However, the first two groups require a much broader and more complex response. There is, unfortunately, no short-cut to political transparency that is required for their dismantling.
Aggressive and persistent public questioning and scrutiny of Pakistani generals and politicians associated with the state funded militia, as well as their support for the “war on terror” in the region, is the only viable strategy available to citizens of Pakistan for a lasting resolution. In this context, the religious vs secular binary is completely artificial. The most secular generals of the Pakistani army have been happy to support some versions of Taliban as well as to benefit financially and politically by supporting the US war in the region.
A key step in this direction has to be the demand for greater information about the militants who attacked the school in Peshawar. Although TTP has claimed responsibility for the tragedy, it is important to establish who precisely is involved. How did they get past the three check points in the defence colony where the school is located? Which cities/villages did the militants who were killed come from? How does that correspond to the profiles of the attackers in the past? Where is that information about past attackers anyway? What are their organisational careers and educational backgrounds? Where are their families, and what can they tell us about the path their sons took?

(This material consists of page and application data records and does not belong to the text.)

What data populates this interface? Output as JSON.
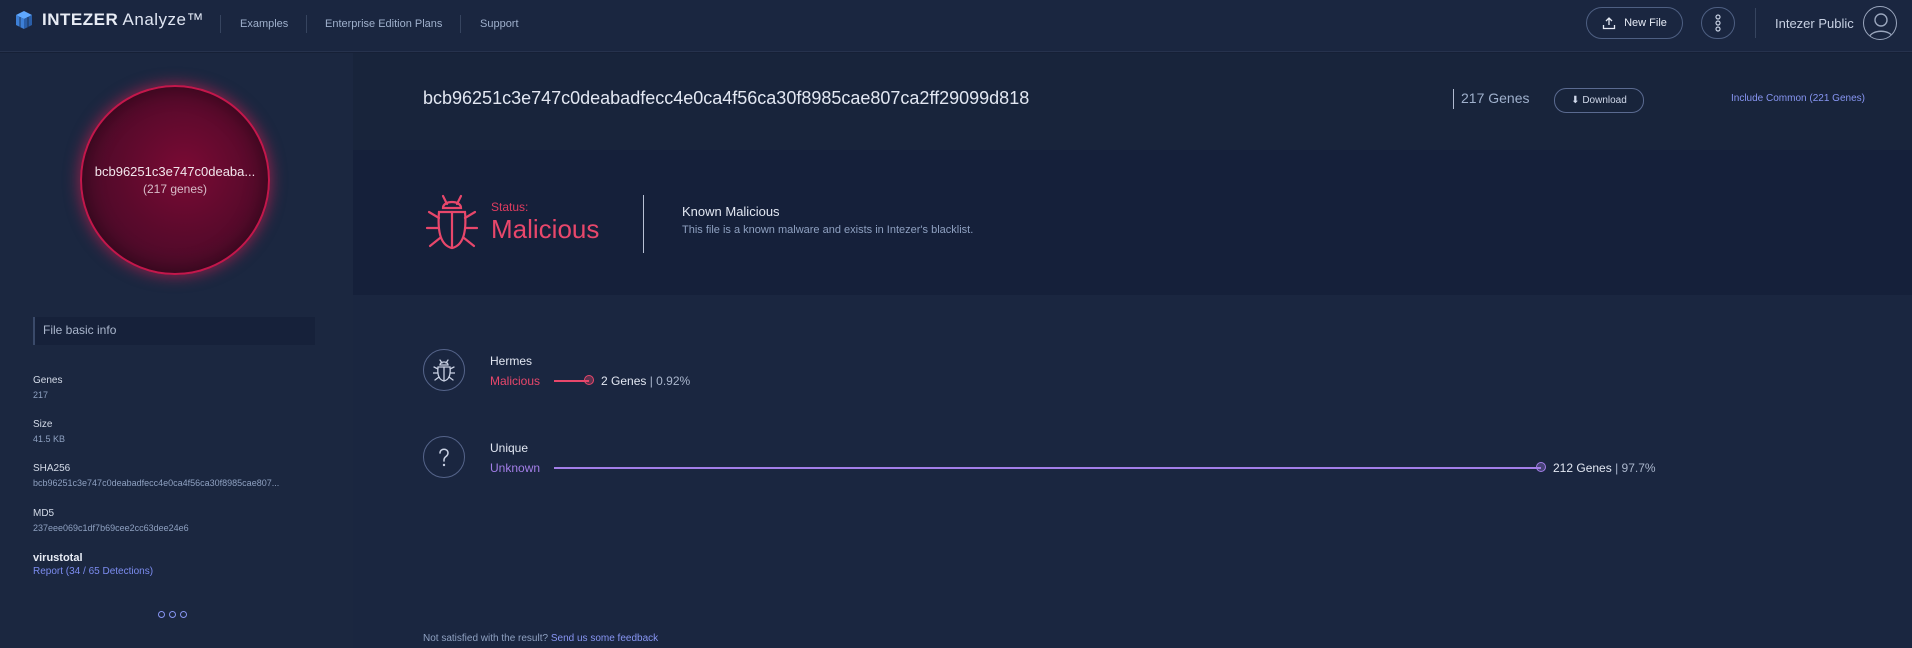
{
  "app": {
    "logo_bold": "INTEZER",
    "logo_rest": " Analyze™",
    "nav": [
      "Examples",
      "Enterprise Edition Plans",
      "Support"
    ],
    "new_file_label": "New File",
    "user_name": "Intezer Public"
  },
  "sidebar": {
    "genome_name": "bcb96251c3e747c0deaba...",
    "genome_genes": "(217 genes)",
    "tab_label": "File basic info",
    "info": [
      {
        "label": "Genes",
        "value": "217"
      },
      {
        "label": "Size",
        "value": "41.5 KB"
      },
      {
        "label": "SHA256",
        "value": "bcb96251c3e747c0deabadfecc4e0ca4f56ca30f8985cae807..."
      },
      {
        "label": "MD5",
        "value": "237eee069c1df7b69cee2cc63dee24e6"
      }
    ],
    "virustotal_label": "virustotal",
    "virustotal_report": "Report (34 / 65 Detections)"
  },
  "main": {
    "hash": "bcb96251c3e747c0deabadfecc4e0ca4f56ca30f8985cae807ca2ff29099d818",
    "gene_count": "217 Genes",
    "download_label": "⬇ Download",
    "include_common": "Include Common (221 Genes)",
    "status_label": "Status:",
    "status_value": "Malicious",
    "status_title": "Known Malicious",
    "status_desc": "This file is a known malware and exists in Intezer's blacklist.",
    "families": [
      {
        "name": "Hermes",
        "type": "Malicious",
        "genes": "2 Genes",
        "percent": "0.92%",
        "share": 0.0092,
        "color": "#e8476b"
      },
      {
        "name": "Unique",
        "type": "Unknown",
        "genes": "212 Genes",
        "percent": "97.7%",
        "share": 0.977,
        "color": "#a37ee8"
      }
    ],
    "feedback_text": "Not satisfied with the result?",
    "feedback_link": "Send us some feedback"
  },
  "colors": {
    "malicious": "#e8476b",
    "unknown": "#a37ee8",
    "accent": "#8795f2"
  }
}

Calling on the very same generals to carry out military operations against the operatives they have supported and created is surely a strategy fraught with contradictions, though favoured by some vocal analysts and by the US government. The collective punishment of the people of the tribal areas as a “solution” may appeal to some because of its deceptive simplicity, but it is an extremely dangerous strategy likely to further shred the fabric of Pakistani public life.
Dr Humeira Iqtidar is a lecturer in politics of South Asia at King’s College London. She is the author of Secularizing Islamists? Jamaat-e-Islami and Jamaat-ud-Dawa in Urban Pakistan. She is the principal investigator on the Tolerance in Contemporary Muslim Politics: Political Theory beyond the West project funded by the European Research Council.